Though at one time regarded as a very taboo topic, the stigmatization surrounding prenups is slowly disappearing. With the number of couples requesting prenups increasing by 62 percent in recent years alone, it won’t be long before it becomes just another document to add to the pile. Before agreeing to one, however, it is important to know what a prenup truly entails and if it’s the right choice for you. If talk of a prenup has made its way into your wedding planning discussions, I encourage you to consider these 5 major benefits of entering into such an agreement.
- They Can Help Create Peace of Mind and Avoid Financial Disagreements
Marriage is meant to be a time of love and adventure. The last thing a couple wants to do is arrive back from the honeymoon to find themselves arguing over financial issues, which are consistently identified as one of the top reasons couples both fight and file for divorce.
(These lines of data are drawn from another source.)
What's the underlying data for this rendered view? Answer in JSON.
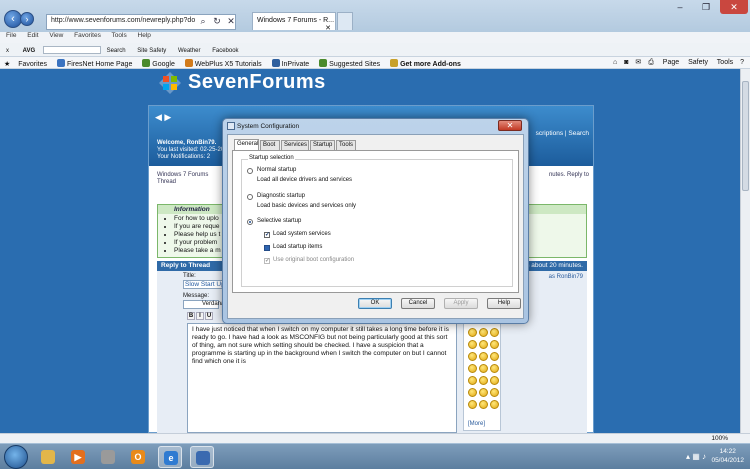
{
  "browser": {
    "url": "http://www.sevenforums.com/newreply.php?do",
    "tab_title": "Windows 7 Forums - R...",
    "menu": [
      "File",
      "Edit",
      "View",
      "Favorites",
      "Tools",
      "Help"
    ],
    "command_bar": [
      "x",
      "AVG",
      "Search",
      "Site Safety",
      "Weather",
      "Facebook"
    ],
    "favorites_label": "Favorites",
    "favorites": [
      {
        "label": "FiresNet Home Page",
        "color": "#3a73c0"
      },
      {
        "label": "Google",
        "color": "#4a8a2c"
      },
      {
        "label": "WebPlus X5 Tutorials",
        "color": "#d27b1b"
      },
      {
        "label": "InPrivate",
        "color": "#2e5f9e"
      },
      {
        "label": "Suggested Sites",
        "color": "#4a8a2c"
      },
      {
        "label": "Get more Add-ons",
        "color": "#c8a12a"
      }
    ],
    "tools": [
      "Page",
      "Safety",
      "Tools"
    ],
    "zoom": "100%"
  },
  "site": {
    "logo": "SevenForums",
    "welcome": [
      "Welcome, RonBin79.",
      "You last visited: 02-25-20...",
      "Your Notifications: 2"
    ],
    "header_links": "scriptions | Search",
    "breadcrumb": [
      "Windows 7 Forums",
      "Thread"
    ],
    "breadcrumb_right": [
      "nutes. Reply to",
      ""
    ],
    "info_title": "Information",
    "info_items": [
      "For how to uplo",
      "If you are reque",
      "Please help us t",
      "If your problem",
      "Please take a m"
    ],
    "reply_label": "Reply to Thread",
    "reply_right": "es about 20 minutes.",
    "title_label": "Title:",
    "title_value": "Slow Start Up",
    "posted_by": "as RonBin79",
    "message_label": "Message:",
    "font_name": "Verdana",
    "format_buttons": [
      "B",
      "I",
      "U"
    ],
    "message": "I have just noticed that when I switch on my computer it still takes a long time before it is ready to go. I have had a look as MSCONFIG but not being particularly good at this sort of thing, am not sure which setting should be checked. I have a suspicion that a programme is starting up in the background when I switch the computer on but I cannot find which one it is",
    "more_smilies": "[More]"
  },
  "dialog": {
    "title": "System Configuration",
    "tabs": [
      "General",
      "Boot",
      "Services",
      "Startup",
      "Tools"
    ],
    "active_tab": "General",
    "group_label": "Startup selection",
    "options": [
      {
        "label": "Normal startup",
        "desc": "Load all device drivers and services",
        "selected": false
      },
      {
        "label": "Diagnostic startup",
        "desc": "Load basic devices and services only",
        "selected": false
      },
      {
        "label": "Selective startup",
        "desc": "",
        "selected": true
      }
    ],
    "checks": [
      {
        "label": "Load system services",
        "state": "checked"
      },
      {
        "label": "Load startup items",
        "state": "indeterminate"
      },
      {
        "label": "Use original boot configuration",
        "state": "disabled"
      }
    ],
    "buttons": {
      "ok": "OK",
      "cancel": "Cancel",
      "apply": "Apply",
      "help": "Help"
    }
  },
  "taskbar": {
    "time": "14:22",
    "date": "05/04/2012",
    "apps": [
      {
        "icon": "explorer-icon",
        "color": "#e2b64a"
      },
      {
        "icon": "media-player-icon",
        "color": "#e36f1e"
      },
      {
        "icon": "scanner-icon",
        "color": "#9a9a9a"
      },
      {
        "icon": "outlook-icon",
        "color": "#e88a1a"
      },
      {
        "icon": "ie-icon",
        "color": "#2f7bd1"
      },
      {
        "icon": "msconfig-icon",
        "color": "#3a6ab0"
      }
    ]
  }
}
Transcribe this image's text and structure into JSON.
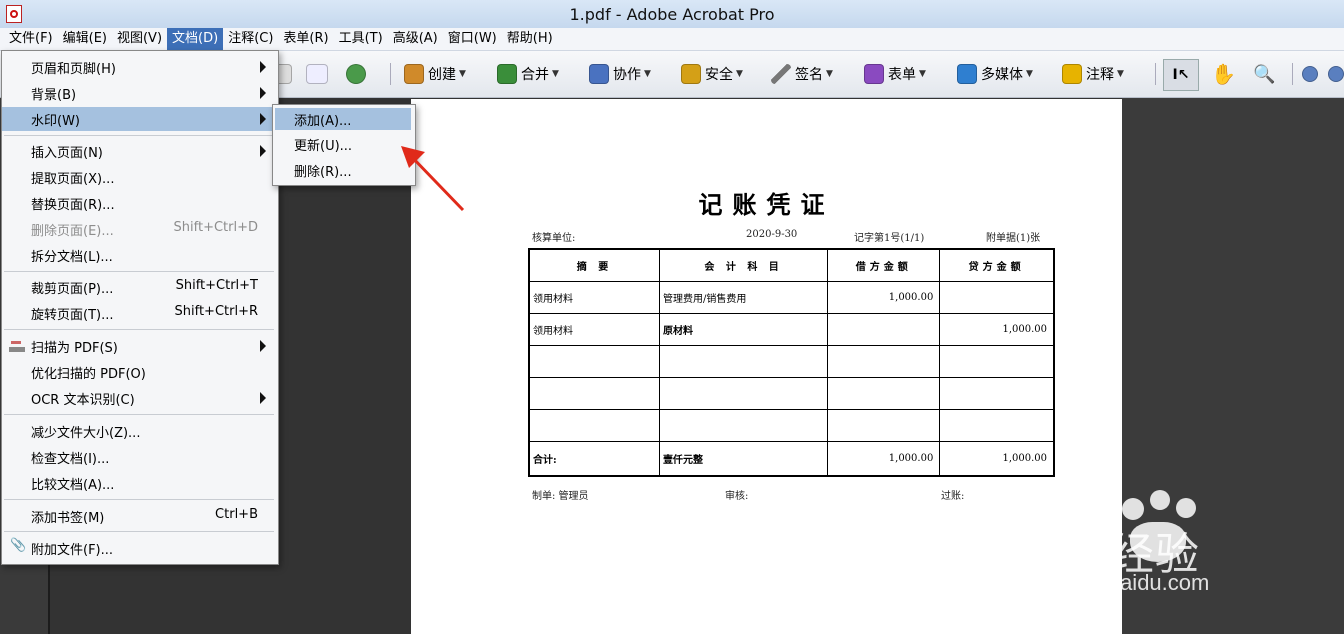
{
  "window": {
    "title": "1.pdf - Adobe Acrobat Pro"
  },
  "menubar": {
    "items": [
      "文件(F)",
      "编辑(E)",
      "视图(V)",
      "文档(D)",
      "注释(C)",
      "表单(R)",
      "工具(T)",
      "高级(A)",
      "窗口(W)",
      "帮助(H)"
    ],
    "active": "文档(D)"
  },
  "toolbar": {
    "buttons": [
      {
        "label": "创建",
        "icon": "create-pdf-icon",
        "color": "#d08a2a"
      },
      {
        "label": "合并",
        "icon": "combine-icon",
        "color": "#3a8e3a"
      },
      {
        "label": "协作",
        "icon": "collaborate-icon",
        "color": "#4a72c0"
      },
      {
        "label": "安全",
        "icon": "lock-icon",
        "color": "#d4a017"
      },
      {
        "label": "签名",
        "icon": "pen-icon",
        "color": "#6a6a6a"
      },
      {
        "label": "表单",
        "icon": "form-icon",
        "color": "#8a4ac0"
      },
      {
        "label": "多媒体",
        "icon": "multimedia-icon",
        "color": "#2f7fd0"
      },
      {
        "label": "注释",
        "icon": "comment-icon",
        "color": "#e7b300"
      }
    ]
  },
  "document_menu": {
    "items": [
      {
        "label": "页眉和页脚(H)",
        "shortcut": "",
        "submenu": true,
        "disabled": false
      },
      {
        "label": "背景(B)",
        "shortcut": "",
        "submenu": true,
        "disabled": false
      },
      {
        "label": "水印(W)",
        "shortcut": "",
        "submenu": true,
        "disabled": false
      },
      {
        "label": "插入页面(N)",
        "shortcut": "",
        "submenu": true,
        "disabled": false
      },
      {
        "label": "提取页面(X)...",
        "shortcut": "",
        "submenu": false,
        "disabled": false
      },
      {
        "label": "替换页面(R)...",
        "shortcut": "",
        "submenu": false,
        "disabled": false
      },
      {
        "label": "删除页面(E)...",
        "shortcut": "Shift+Ctrl+D",
        "submenu": false,
        "disabled": true
      },
      {
        "label": "拆分文档(L)...",
        "shortcut": "",
        "submenu": false,
        "disabled": false
      },
      {
        "label": "裁剪页面(P)...",
        "shortcut": "Shift+Ctrl+T",
        "submenu": false,
        "disabled": false
      },
      {
        "label": "旋转页面(T)...",
        "shortcut": "Shift+Ctrl+R",
        "submenu": false,
        "disabled": false
      },
      {
        "label": "扫描为 PDF(S)",
        "shortcut": "",
        "submenu": true,
        "disabled": false
      },
      {
        "label": "优化扫描的 PDF(O)",
        "shortcut": "",
        "submenu": false,
        "disabled": false
      },
      {
        "label": "OCR 文本识别(C)",
        "shortcut": "",
        "submenu": true,
        "disabled": false
      },
      {
        "label": "减少文件大小(Z)...",
        "shortcut": "",
        "submenu": false,
        "disabled": false
      },
      {
        "label": "检查文档(I)...",
        "shortcut": "",
        "submenu": false,
        "disabled": false
      },
      {
        "label": "比较文档(A)...",
        "shortcut": "",
        "submenu": false,
        "disabled": false
      },
      {
        "label": "添加书签(M)",
        "shortcut": "Ctrl+B",
        "submenu": false,
        "disabled": false
      },
      {
        "label": "附加文件(F)...",
        "shortcut": "",
        "submenu": false,
        "disabled": false
      }
    ],
    "highlighted": "水印(W)"
  },
  "watermark_submenu": {
    "items": [
      "添加(A)...",
      "更新(U)...",
      "删除(R)..."
    ],
    "highlighted": "添加(A)..."
  },
  "voucher": {
    "title": "记账凭证",
    "unit_label": "核算单位:",
    "date": "2020-9-30",
    "number": "记字第1号(1/1)",
    "attachments": "附单据(1)张",
    "headers": [
      "摘 要",
      "会 计 科 目",
      "借方金额",
      "贷方金额"
    ],
    "rows": [
      [
        "领用材料",
        "管理费用/销售费用",
        "1,000.00",
        ""
      ],
      [
        "领用材料",
        "原材料",
        "",
        "1,000.00"
      ],
      [
        "",
        "",
        "",
        ""
      ],
      [
        "",
        "",
        "",
        ""
      ],
      [
        "",
        "",
        "",
        ""
      ]
    ],
    "total_row": [
      "合计:",
      "壹仟元整",
      "1,000.00",
      "1,000.00"
    ],
    "maker": "制单: 管理员",
    "reviewer": "审核:",
    "poster": "过账:"
  },
  "watermark_logo": {
    "main": "Bai   经验",
    "sub": "jingyan.baidu.com"
  }
}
A prenup (prenuptial agreement, sometimes also referred to as a “premarital agreement” ) can help to prevent future disagreements and set the tone for financial transparency from the beginning.
Disagreements involving money oftentimes boil down to lack of communication or inability to settle onto the same page. Prenups allow the financial conversation to happen well in advance by laying everything out clearly early on.
In addition to finances, the prenups’ unique ability to be specialized by each couple allows its contents to cover and encompass a vast amount of topics. Common points outlined in prenups include, but are not limited to: real estate, separation of business interests, retirement accounts, alimony, assets earmarked for children, bank accounts and credit cards, personal property, and pets. You have the ability to tailor your prenup to fit your wants and needs as a couple so that, hopefully, the only thing you’ll be arguing over is who loves the other more!
- They Override Most Divorce State Laws
In the event of a divorce, if a couple does not have a prenup in place, the state will then handle the proceedings in court. This leaves the momentous task of protecting your future in the hands of the state. Seeing as New Jersey is what’s known as an “equitable distribution” state, the court would divide your assets in what they deem an “equitable” manner. This division is intended to be fair, but not necessarily equal.
A statistic I find extremely telling is the fact that 15 percent of divorcees admit to wishing they had elected for a prenup before getting married. With a prenup in place, you and your partner hold your financial futures in your own hands and can avoid falling into that regretful 15 percent.
- They Protect You From Your Spouse’s Debt
If you were to list off things you’d like to share with your partner, your list may include things such as a home, pets, children, and of course, love. Debt is likely not an item that appears on that list, however, without a prenup, one might be expected to help shoulder the debt load of their partner. With about 37 percent of U.S. households having credit card debt and student loan debt, this is undoubtedly a prevalent concern you are going to want to address with your partner.
A prenup is a smart and efficient way for couples to avoid obtaining each other’s debt. Due to a couple’s ability to specialize their prenup, the two can navigate the debt that lies between them in whatever way they see fit.
- Prenups Are Far Better Than Postnups
When considering a prenup, many may feel it’s justified to hold off because there is always the option of creating what is known as a postnup (post-nuptial agreement.) However, many couples fail to identify the significant differences that exist between these two options.
Since prenups are signed before a couple gets married, they are considered more enforceable than postups. This is due to the fact that prenups are created before a marriage when the partners are independent and assets are not legally merged.
Prenups are also more reliable than postnups when being enforced in courts. Courts sometimes see postnups as an agreement to relieve pressure on a relationship but not as an actual solution for long-term plans.
In the end, prenups are simply more dependable than postnups because a different fiduciary duty and responsibility exists between a married couple than a couple prior to marriage.
- They Outline Procedures Outside Of Divorce As Well
Prenups are most commonly known for their impact and involvement in divorces. What many people don’t know, however, is that prenups can outline other assets and procedures that fall outside the topic of divorce.
Partners can outline the provisions of their prenups to have an impact on inheritance in the event of a spouse’s death. In addition, they can also outline how parents’ assets will be split at death.
Prenups can also dictate who pays which expenses for children from a previous marriage along with which kids from which marriage get varying assets from parents.
If you have plans of walking down the aisle anytime soon, wedding bells shouldn’t be the only thing ringing. Give me a call today at 848-220-9373 or fill out my online contact form to connect with me on creating a premarital agreement that protects the best interests of you and your partner alike.